Because we said so. Also, because we have an open, trust-based relationship with our creative and production teams. We pay people based on their contributions, not their status or title. We also strongly encourage collaboration and cross-pollination on projects. We believe that creative combustion is achieved not by isolated cells of pale, malnourished obsessives toiling in solitude, but happy, healthy, engaged humans, sharing resources and ideas. And the monster turned out to be just a bad dream and the milkman waves hello to all the children and there is a cure for balding after all.
“Lucas was instrumental in the creation of the music and sound design for the Cartoon Network redesign when I was Creative Director. He was great to work with, collaborative, and was able to translate the often contradictory direction a non-musician (me) insisted on giving him. He’s great. Work with him and you will not be disappointed.”
“Lucas is a great strategist, a talented composer, and an amazing person to have talking with creative persons. His ideas inspire people – I’ve seen it over and over in internal meetings with composers and producers, as well as on conference calls with agency creatives. He’s incredibly knowledgeable, both technically and aesthetically. He’s got a stellar way of asking questions and suggesting reference points and riffing on other people’s ideas…he brings a real synergy to anything he’s in on.”
“I have always considered Elias Arts the “teaching hospital” of music companies as we have a rich tradition of hiring massively talented artists/musicians/composers and mentoring them in our own unique brand of craftsmanship. As it stands, Lucas is the pinnacle of that program. He came to us with a rich background in many styles of music and conceptual attitude and creative fire that is, quite frankly, second to none. His work ethic is completely professional. He found success early and often at Elias. Not only did he make my job easier, but more importantly, he made me a better Creative Director and composer. He is a team player, in control of his ego (as all musicians have a massive one) and has a rich life beyond his musical career. I am honored and proud to call him my friend..”

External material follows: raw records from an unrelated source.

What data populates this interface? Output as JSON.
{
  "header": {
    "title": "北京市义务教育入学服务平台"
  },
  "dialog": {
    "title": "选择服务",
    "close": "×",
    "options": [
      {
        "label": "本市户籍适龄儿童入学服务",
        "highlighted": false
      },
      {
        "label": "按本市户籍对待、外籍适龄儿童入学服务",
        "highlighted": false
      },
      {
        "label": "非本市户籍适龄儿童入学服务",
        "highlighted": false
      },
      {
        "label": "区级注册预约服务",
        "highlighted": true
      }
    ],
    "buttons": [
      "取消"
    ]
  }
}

“I’ve been fortunate to work directly with Lucas on a number of occasions. He has the rare knack of understanding the big-picture context, the minute details and the levers that shift all of it. He’s a strategic designer/composer/musician who’s great with teams, can successfully lead clients from concept to execution, and injects magic into everything he does.”
“Lucas is a very talented composer and is equally capable at managing client interactions. He has a unique combination of creative drive and level headed-ness. I have always found Lucas to be a great listener and I know he is always looking for the best and most creative solution. It was a pleasure working with him at Elias and I look forward to being able to work together again. I would certainly recommend Lucas without hesitation.”
“Lucas is a great producer and an amazing composer. He excels at translating clients’ requests into understandable and focused goals for the creative team. His musical knowledge is ridiculously vast. Lucas always had a fresh view on each project we worked on together and was constantly coming to the table with new ideas and directions. Above the whole “music” thing, he is hilarious and a pleasure to work with.”